A two day induction workshop for destination managers (19 destination representatives in attendance) and assessors was convened to familiarise pilot destinations with the guidelines, tools and evaluation process. On 7th to 18th December 2015 pilot assessments were conducted on eight (8) destinations; four (4) in the Northern region and the other four in the Southern region. A team of assessors made site visits assessing each of the eight (8) destinations against set criteria; reports were compiled and shared during the national stakeholders meeting held in April 2016 at AWF HQ.

The pilot phase culminated with a stakeholder’s validation workshop for final input and endorsement on Green Destinations Guidelines.

1.2        Green Destinations Guidelines for Kenya
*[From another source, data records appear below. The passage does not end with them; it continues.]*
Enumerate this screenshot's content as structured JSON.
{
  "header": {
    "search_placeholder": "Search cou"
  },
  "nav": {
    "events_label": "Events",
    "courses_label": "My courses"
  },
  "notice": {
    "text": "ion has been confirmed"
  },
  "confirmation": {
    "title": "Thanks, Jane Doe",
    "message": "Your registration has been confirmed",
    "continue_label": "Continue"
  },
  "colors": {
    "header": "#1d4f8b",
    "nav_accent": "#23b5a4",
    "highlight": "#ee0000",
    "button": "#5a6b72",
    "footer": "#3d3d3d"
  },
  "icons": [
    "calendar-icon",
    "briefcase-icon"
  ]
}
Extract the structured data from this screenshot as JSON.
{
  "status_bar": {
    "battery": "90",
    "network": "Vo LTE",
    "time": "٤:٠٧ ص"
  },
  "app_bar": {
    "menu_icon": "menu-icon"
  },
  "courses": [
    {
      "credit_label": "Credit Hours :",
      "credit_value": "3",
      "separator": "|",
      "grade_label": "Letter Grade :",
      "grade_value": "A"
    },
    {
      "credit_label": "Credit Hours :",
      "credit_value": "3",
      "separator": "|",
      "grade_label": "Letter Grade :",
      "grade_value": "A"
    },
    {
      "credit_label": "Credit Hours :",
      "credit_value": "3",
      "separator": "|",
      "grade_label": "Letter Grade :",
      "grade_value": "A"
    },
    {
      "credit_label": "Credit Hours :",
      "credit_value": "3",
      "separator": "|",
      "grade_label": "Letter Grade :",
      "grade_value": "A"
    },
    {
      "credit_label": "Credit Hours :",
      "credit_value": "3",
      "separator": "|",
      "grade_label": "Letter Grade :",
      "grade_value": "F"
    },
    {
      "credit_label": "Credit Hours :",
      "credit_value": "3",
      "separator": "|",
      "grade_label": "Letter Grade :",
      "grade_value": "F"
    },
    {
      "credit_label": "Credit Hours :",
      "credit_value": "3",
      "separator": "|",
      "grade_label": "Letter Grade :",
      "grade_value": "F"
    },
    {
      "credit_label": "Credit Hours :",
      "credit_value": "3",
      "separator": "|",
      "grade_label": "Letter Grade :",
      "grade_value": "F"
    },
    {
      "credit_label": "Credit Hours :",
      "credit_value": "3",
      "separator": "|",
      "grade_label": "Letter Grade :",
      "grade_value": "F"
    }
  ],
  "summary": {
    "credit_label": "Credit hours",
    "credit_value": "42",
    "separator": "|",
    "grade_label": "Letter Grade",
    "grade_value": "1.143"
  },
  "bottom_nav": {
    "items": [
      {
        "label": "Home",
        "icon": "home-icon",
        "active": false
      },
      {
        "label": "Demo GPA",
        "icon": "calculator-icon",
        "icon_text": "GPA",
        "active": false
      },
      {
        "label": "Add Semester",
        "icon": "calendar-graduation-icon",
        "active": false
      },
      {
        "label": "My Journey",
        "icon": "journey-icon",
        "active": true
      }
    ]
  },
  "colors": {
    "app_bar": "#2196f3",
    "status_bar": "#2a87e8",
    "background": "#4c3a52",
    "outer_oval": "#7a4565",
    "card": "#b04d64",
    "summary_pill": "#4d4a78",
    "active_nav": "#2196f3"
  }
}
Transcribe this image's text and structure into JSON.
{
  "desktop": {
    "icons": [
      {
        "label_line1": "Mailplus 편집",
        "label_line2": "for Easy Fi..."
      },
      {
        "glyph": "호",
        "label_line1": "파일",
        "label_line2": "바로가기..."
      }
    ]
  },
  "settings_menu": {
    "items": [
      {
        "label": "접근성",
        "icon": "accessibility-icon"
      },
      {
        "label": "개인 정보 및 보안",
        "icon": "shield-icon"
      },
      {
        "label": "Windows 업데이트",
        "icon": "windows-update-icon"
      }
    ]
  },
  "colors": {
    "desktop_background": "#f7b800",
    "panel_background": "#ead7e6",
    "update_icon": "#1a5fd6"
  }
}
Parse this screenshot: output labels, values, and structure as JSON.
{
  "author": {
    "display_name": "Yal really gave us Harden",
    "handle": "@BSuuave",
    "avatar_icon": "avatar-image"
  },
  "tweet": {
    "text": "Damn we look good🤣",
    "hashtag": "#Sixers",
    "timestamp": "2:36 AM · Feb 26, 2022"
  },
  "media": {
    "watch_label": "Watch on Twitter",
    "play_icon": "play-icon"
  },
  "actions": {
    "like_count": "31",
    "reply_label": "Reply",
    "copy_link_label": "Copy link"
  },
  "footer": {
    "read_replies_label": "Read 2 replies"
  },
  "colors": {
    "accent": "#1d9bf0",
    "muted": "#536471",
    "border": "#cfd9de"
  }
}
Knowledge and practice of sustainable development is on the rise. Tourism has not been left behind in the quest for a ‘greener’ world. Significant effort has been put in developing programs to safeguard the natural, social and human resources that support tourism. The whole concept of safeguarding resources through responsible consumption is variously referred to as sustainable tourism, ecotourism, responsible tourism, green tourism, ethical tourism, geo-tourism, etc. Despite the different names, all these terms put emphasis on responsible consumption and production.

Ecotourism Kenya (EK) is the organisation championing sustainable tourism practices in Kenya. Through a voluntary certification scheme for accommodation facilities, it has contributed to the awareness and knowledge of sustainable tourism. There are more than 100 accommodation facilities in Kenya, certified under this EK eco-rating scheme. Lessons learnt from 14 years of operating the voluntary certification for accommodation facilities point to a need to expand the program to destinations. This is because the overall sustainability of destination Kenya cannot be achieved through certification of accommodation facilities only. There has to be involvement of destinations. When destinations are green (have set standards for responsible consumption and production), it follows that tourism operations in those destinations will follow suite.

These green guidelines mark the beginning of a new chapter in Kenya’s quest to become a sustainable destination. The guidelines have been tested through a pilot program in Samburu and Amboseli regions and reviewed through several stakeholders meetings in selected counties to arrive at consensus on relevance of focal areas and key indicators for measuring compliance. It is worth noting that these guidelines are anchored on reputable destination guidelines from Global Sustainable Tourism Council (GSTC), but have been adapted to compliment Kenya’s socio-cultural, ecological, legal, and operational realities in management of destinations.

The advantage of being certified or recognised as a Green destination is the acquisition of a premium identity. This identity enables a destination to attract like-minded travellers who pay premium prices, attract partners including development / conservation organisations and social philanthropists, as well as credible investors. There are many quantifiable and non-quantifiable benefits that can be measured through monitoring. More so, we must care for the universe because there is only one planet with 7 billion consumers, we need to be responsible consumers.

1.3        Focal Areas of the Guidelines

The guidelines focus on the following critical areas in destination management

A.        Sustainable Management Of Natural Resources

B.         Good Governance And Management

C.         Sustainable Tourism Programs

D.        Community Development & Empowerment

E.        Financial Sustainability

F.         Sustainable Cultural, Archaeological And Historical Resource Management

G.        Safety

H.        Sustainable Management Of Other Enterprises

I.          Monitoring & Evaluation